BEGIN Records for this task
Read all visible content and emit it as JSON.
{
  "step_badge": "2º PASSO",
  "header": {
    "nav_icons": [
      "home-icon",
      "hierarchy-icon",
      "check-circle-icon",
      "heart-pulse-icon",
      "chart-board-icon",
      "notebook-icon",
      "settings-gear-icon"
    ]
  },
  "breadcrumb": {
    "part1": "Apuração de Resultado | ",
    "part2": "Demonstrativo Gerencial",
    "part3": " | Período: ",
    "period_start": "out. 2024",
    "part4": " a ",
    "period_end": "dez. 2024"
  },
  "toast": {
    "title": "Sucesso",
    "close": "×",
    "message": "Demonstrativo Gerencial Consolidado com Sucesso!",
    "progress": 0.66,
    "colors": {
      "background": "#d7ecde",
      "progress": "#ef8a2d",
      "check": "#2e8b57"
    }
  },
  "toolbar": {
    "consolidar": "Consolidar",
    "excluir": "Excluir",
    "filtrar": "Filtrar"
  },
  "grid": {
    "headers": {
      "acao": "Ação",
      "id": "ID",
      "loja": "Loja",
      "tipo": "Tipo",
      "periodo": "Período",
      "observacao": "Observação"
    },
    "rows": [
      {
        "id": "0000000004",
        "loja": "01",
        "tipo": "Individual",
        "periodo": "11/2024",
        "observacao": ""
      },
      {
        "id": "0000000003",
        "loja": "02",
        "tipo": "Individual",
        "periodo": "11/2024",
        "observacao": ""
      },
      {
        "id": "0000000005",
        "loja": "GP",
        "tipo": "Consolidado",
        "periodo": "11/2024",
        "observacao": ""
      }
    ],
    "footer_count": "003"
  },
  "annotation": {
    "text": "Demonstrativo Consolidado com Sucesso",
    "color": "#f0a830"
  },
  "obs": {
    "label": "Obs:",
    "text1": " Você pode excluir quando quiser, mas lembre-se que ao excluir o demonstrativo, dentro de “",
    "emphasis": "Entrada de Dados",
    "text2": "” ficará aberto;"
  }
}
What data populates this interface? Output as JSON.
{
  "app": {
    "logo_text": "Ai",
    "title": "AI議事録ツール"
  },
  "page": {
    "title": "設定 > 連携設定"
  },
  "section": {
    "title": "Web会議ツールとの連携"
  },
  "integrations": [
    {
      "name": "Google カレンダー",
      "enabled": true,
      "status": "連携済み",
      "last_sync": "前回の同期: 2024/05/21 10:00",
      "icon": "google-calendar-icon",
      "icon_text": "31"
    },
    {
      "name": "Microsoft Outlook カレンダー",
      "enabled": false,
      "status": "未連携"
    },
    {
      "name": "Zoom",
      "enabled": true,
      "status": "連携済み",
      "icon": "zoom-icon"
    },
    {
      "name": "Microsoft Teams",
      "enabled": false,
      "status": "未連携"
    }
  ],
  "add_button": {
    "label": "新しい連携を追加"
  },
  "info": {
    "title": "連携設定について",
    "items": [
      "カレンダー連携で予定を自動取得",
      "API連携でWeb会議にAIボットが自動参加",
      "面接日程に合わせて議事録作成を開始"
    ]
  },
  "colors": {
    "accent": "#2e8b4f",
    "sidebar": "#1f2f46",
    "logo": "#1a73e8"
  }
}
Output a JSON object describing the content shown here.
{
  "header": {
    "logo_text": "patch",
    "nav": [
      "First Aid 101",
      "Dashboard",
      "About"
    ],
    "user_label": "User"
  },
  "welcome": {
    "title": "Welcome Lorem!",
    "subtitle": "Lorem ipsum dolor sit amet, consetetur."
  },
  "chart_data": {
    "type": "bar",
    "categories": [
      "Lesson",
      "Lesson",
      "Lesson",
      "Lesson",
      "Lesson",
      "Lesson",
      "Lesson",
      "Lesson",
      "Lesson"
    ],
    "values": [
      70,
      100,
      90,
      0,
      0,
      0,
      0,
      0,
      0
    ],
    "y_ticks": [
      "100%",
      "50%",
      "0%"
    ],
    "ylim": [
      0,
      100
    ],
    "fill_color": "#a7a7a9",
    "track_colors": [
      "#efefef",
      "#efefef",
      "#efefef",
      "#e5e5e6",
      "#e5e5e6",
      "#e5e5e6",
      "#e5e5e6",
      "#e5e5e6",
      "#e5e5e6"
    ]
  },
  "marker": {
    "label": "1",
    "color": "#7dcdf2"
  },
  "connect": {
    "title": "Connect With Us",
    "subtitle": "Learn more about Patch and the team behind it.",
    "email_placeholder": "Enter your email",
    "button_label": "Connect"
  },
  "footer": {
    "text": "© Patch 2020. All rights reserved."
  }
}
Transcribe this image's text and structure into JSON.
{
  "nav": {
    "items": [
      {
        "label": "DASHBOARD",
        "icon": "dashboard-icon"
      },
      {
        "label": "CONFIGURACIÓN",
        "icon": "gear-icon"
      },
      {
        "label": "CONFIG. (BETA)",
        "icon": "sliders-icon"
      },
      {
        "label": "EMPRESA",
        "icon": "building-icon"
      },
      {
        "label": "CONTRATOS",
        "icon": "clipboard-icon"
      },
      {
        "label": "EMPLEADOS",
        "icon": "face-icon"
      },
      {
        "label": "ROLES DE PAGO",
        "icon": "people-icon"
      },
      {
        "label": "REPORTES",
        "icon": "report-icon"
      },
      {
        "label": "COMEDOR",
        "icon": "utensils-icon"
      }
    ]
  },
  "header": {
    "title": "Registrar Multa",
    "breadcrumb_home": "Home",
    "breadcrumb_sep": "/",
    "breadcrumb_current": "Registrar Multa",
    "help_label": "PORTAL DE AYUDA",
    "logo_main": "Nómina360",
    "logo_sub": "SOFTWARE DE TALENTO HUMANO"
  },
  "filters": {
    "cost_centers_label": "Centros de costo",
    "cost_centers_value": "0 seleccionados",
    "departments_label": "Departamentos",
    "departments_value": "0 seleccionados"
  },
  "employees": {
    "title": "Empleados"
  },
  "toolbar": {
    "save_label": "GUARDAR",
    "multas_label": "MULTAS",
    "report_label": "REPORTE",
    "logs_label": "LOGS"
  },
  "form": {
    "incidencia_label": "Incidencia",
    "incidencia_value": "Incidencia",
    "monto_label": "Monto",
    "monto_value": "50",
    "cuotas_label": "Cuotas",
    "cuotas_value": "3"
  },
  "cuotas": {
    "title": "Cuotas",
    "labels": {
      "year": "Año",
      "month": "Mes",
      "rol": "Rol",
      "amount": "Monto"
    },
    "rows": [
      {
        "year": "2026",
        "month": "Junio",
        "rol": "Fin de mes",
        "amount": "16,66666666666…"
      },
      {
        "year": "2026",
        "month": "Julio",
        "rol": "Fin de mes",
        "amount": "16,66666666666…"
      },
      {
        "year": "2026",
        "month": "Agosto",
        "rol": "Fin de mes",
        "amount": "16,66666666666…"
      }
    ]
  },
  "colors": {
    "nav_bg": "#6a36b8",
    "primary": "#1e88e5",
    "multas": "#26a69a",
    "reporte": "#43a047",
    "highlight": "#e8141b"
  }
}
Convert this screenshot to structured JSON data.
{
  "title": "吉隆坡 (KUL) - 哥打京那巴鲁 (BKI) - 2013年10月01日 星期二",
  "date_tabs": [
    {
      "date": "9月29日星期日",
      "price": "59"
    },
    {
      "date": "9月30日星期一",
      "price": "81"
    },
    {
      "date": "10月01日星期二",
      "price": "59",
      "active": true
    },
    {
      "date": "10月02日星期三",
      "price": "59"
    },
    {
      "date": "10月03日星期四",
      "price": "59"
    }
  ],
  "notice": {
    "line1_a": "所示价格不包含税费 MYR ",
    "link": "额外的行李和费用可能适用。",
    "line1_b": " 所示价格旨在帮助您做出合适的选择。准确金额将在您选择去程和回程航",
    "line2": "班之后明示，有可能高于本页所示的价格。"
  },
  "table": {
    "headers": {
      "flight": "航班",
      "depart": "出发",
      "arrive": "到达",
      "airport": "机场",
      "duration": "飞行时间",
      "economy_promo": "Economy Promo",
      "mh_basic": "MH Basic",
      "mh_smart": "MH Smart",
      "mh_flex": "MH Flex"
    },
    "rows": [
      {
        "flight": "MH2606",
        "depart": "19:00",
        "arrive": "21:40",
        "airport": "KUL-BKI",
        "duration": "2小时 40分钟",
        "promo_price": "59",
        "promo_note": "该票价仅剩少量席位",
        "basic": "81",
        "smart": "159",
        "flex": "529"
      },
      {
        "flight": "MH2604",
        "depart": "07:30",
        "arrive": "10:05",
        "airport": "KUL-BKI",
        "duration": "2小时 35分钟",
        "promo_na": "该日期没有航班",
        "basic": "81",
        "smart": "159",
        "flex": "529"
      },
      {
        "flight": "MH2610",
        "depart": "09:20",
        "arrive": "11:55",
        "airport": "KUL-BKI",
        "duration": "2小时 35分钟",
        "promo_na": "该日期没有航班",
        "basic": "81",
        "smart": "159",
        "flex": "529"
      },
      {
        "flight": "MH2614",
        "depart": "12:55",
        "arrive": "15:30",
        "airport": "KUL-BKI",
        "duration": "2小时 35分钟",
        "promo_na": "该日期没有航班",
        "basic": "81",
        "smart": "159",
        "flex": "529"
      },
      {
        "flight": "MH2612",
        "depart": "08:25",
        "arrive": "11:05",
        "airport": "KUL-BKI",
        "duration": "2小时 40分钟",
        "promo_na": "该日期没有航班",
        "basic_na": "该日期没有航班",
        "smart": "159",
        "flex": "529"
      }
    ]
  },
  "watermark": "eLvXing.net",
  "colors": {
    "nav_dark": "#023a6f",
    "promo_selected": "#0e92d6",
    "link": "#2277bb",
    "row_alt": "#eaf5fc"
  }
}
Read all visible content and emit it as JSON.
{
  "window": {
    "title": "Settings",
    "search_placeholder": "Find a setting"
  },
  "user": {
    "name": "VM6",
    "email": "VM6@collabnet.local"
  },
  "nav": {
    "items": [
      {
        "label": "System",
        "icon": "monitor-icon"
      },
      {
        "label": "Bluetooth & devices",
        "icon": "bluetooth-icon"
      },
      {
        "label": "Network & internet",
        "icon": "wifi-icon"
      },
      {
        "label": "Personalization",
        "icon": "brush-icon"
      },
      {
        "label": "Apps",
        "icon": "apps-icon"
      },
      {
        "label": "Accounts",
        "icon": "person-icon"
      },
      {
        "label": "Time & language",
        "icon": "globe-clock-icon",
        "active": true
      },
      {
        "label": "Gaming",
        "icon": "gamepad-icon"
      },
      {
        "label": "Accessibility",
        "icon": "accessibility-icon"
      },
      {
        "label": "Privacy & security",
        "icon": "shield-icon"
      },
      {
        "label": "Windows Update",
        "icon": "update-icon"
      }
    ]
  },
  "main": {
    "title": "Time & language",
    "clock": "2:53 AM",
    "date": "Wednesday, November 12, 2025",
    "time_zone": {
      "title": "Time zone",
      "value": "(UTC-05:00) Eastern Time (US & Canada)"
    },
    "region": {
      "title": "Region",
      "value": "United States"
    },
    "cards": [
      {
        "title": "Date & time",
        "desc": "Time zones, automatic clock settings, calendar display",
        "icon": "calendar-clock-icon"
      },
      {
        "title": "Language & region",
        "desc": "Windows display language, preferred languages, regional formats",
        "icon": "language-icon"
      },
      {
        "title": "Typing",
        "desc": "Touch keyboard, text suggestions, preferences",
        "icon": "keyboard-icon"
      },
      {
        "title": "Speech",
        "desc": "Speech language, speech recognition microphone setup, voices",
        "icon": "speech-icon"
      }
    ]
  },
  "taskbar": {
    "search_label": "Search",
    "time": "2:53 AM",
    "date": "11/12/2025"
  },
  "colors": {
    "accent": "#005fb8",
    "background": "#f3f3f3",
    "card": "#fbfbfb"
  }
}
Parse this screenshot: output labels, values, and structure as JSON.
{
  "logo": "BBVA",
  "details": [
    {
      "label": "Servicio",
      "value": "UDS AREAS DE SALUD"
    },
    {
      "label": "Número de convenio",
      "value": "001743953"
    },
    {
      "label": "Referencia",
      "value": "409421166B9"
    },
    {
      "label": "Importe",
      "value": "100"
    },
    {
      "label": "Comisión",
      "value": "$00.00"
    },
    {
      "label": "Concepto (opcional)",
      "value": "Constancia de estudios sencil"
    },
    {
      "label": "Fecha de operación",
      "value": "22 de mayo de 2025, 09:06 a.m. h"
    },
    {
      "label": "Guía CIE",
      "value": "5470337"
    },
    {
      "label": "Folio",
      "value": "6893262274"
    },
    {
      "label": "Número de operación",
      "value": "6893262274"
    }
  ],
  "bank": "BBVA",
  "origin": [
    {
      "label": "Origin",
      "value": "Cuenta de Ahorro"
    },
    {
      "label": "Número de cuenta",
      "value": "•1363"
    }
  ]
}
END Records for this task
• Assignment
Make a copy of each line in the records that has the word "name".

• Answer space
      "name": "Google カレンダー",
      "name": "Microsoft Outlook カレンダー",
      "name": "Zoom",
      "name": "Microsoft Teams",
    "name": "VM6",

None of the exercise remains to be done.